Cees Nooteboom, a Dutchman, was living in Berlin when the Wall came down, and this is an acute, searching meditation on that time as well as on the way Germany has adapted since.

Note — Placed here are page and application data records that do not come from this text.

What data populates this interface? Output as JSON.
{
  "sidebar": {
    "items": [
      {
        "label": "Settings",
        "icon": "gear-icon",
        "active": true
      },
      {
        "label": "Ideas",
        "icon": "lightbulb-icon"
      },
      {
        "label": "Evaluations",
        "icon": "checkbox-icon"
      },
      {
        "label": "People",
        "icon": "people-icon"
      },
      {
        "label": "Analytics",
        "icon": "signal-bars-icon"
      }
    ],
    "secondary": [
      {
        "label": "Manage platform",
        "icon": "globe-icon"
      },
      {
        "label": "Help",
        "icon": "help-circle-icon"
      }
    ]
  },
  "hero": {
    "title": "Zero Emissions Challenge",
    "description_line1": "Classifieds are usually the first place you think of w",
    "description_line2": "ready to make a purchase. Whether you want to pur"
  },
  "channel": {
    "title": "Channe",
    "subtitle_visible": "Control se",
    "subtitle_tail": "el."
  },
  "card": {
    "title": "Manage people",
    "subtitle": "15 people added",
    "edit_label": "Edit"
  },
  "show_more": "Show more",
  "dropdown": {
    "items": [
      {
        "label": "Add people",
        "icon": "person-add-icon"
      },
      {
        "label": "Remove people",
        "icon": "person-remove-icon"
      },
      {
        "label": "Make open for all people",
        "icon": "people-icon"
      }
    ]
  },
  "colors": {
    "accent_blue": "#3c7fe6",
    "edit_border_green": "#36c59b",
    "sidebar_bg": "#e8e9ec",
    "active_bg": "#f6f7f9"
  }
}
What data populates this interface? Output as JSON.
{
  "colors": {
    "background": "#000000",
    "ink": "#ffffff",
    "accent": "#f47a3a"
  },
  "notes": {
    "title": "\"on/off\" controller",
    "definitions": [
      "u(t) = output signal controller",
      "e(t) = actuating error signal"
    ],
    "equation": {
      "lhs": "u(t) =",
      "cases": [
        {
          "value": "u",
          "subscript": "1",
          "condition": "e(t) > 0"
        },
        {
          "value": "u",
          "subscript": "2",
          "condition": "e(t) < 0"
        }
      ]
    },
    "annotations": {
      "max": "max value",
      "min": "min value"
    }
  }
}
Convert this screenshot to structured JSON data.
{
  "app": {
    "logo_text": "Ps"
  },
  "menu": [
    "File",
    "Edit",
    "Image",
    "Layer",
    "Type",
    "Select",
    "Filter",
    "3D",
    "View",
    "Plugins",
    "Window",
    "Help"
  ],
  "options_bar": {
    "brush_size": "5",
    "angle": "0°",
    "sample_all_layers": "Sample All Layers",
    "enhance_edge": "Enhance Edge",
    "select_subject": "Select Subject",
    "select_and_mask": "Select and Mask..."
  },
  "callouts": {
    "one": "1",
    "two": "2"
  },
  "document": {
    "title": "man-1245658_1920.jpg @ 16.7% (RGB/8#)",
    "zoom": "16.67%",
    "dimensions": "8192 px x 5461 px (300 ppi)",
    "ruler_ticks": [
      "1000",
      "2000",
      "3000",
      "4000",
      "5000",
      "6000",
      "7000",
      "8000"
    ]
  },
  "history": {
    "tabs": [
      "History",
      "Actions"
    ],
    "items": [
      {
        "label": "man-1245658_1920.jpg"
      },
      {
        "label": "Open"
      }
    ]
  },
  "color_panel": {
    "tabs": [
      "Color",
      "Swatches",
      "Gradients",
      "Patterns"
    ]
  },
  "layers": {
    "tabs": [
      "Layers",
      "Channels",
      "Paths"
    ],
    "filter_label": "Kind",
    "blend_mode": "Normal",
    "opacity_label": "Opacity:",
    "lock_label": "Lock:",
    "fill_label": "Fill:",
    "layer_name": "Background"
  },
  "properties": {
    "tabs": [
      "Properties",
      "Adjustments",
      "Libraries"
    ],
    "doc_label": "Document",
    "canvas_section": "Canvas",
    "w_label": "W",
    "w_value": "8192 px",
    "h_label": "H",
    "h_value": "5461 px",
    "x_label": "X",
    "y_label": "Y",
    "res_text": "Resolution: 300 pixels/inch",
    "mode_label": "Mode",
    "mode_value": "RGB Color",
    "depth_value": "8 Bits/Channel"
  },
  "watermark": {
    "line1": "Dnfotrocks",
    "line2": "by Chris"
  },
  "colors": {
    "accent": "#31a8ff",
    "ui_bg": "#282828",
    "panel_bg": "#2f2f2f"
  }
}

Nooteboom is alert to every detail: former East Germans wearing new Italian jackets with their old green army trousers; the museum commemorating the German surrender to the Soviets that contains no mention of the Ribbentrop/Molotov Pact. He is sensitive to paradox – for example the continuing visibility of the invisible Wall – and to history, noting Germany’s youth as a nation, compared to the “adults” England and France. It’s written with the accuracy of a historian and the imagination of a poet. Beautifully translated, too.